Immune System Enzyme
The serine proteases are enzymes that cut up proteins and by doing this they activate signal molecules. These enzymes are released by neutrophil granulocytes – specialized white blood cells that represent the first line of defense in case of a bacterial infection. The signal molecules obtained from the action of these enzymes are called chemokins, and they play an important role in the inflammation process because they determine other immune cells to migrate in the infected tissue and destroy the pathogens.
If the mechanism is not properly controlled by the body, there are too many activated immune cells and they can harm the healthy tissue. This happens in chronic inflammatory diseases, thus a method to alleviate the symptoms of these diseases is to inhibit the serine proteases. “Proteases sometimes act as accelerants and can even trigger a chronic inflammation quite independently of bacterial intruders. If we dampened down the defences, we could counteract this effect”, explains Dieter Jenne, the research group leader.

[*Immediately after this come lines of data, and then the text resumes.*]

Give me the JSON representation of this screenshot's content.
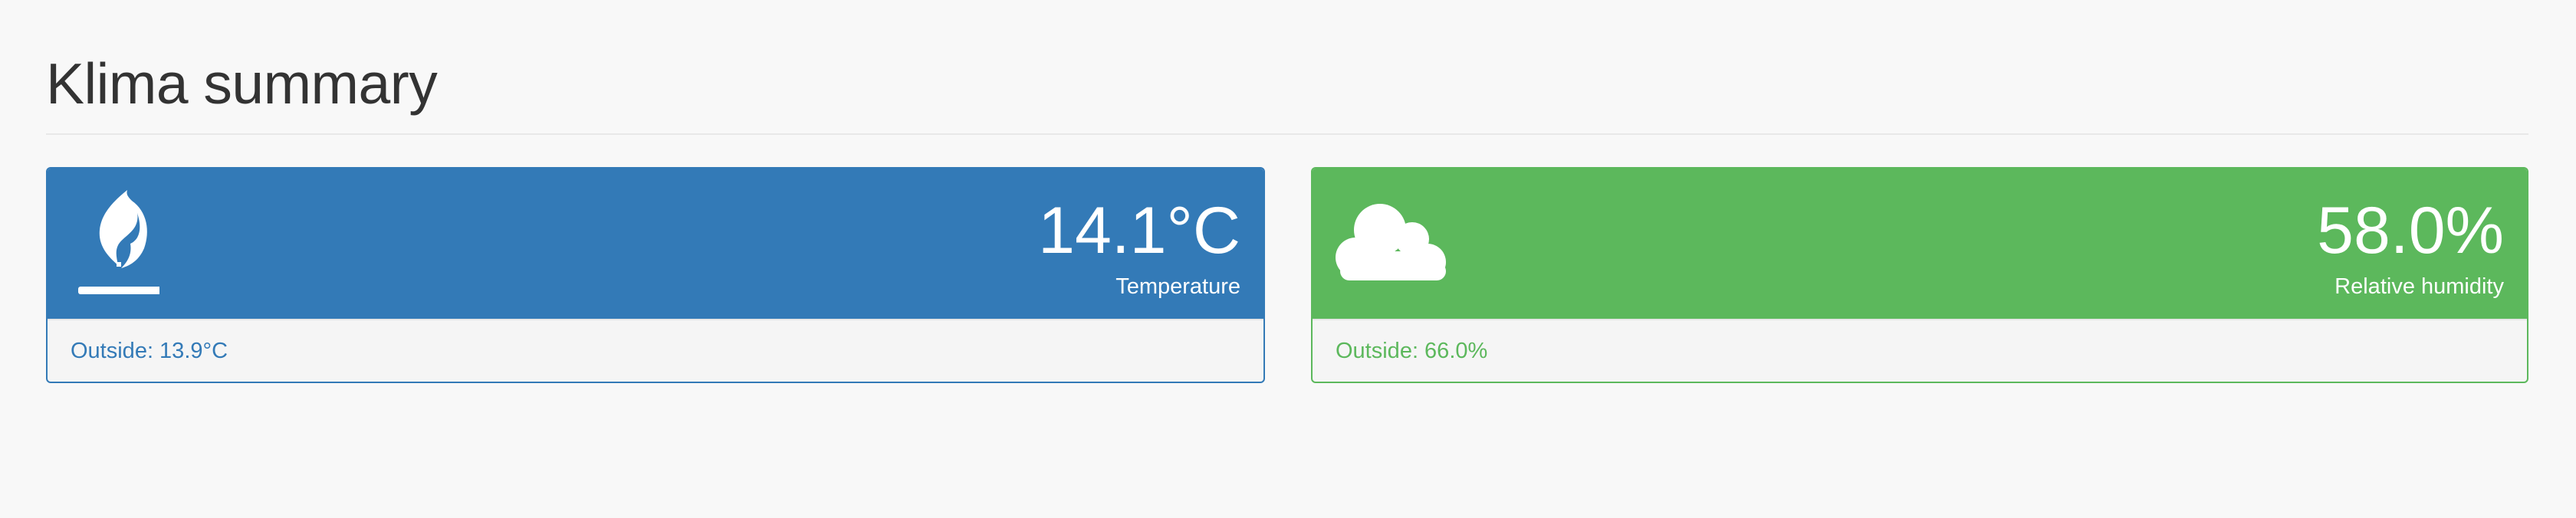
{
  "page": {
    "title": "Klima summary"
  },
  "panels": {
    "temperature": {
      "value": "14.1°C",
      "label": "Temperature",
      "footer": "Outside: 13.9°C",
      "icon": "flame-icon",
      "color": "#337ab7"
    },
    "humidity": {
      "value": "58.0%",
      "label": "Relative humidity",
      "footer": "Outside: 66.0%",
      "icon": "cloud-icon",
      "color": "#5cb85c"
    }
  }
}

A new serine protease was discovered by scientists at Max Plank Institute of Neurobiology in Martinsried: the neutrophil serine protease 4 (NSP4). This protein could be a potential target for new drugs designed to cure diseases that involve an overactive immune system. Dieter Jenne sais: “The special thing about this enzyme is that it cuts proteins that have the amino acid arginine at a particular point. This is where NSP4 differs from the other three known neutrophil serine proteases, which are similar in molecular structure, but have a different recognition motif.”
This different motif of recognition could be used to develop new drugs that inhibit NSP4, thus reducing the inflammation. To date, none of the substances that were thought to have a blocking effect on the neutrophil proteases have been developed into effective drugs: “So far, we don’t know the identity of the NSP4 substrate, but we assume they must be signal molecules”, says Dieter Jenne.
Using gene sequences, it was shown that NSP4 has remained almost unchanged during hundreds of million of years of evolution. “That would indicate that NSP4 regulates a fundamental process”, says Dieter Jenne. The enzyme was not known of until now because its concentration at the inflammation site is much lower than other proteases. Scientists at Max Planck discovered it while searching serine proteases encoding genes in the human genome, and found a gene sequence that was previously unknown.
One of the researchers, Natascha C. Perera, lead author of the study, examined the enzyme in its active, folded state. Now the scientists have to study the enzyme in vivo to understand its whole function besides the pro-inflammatory function, and thus discover the possible side effects that can occur by blocking it. This means another step towards new active substances that may help patients with inflammatory diseses.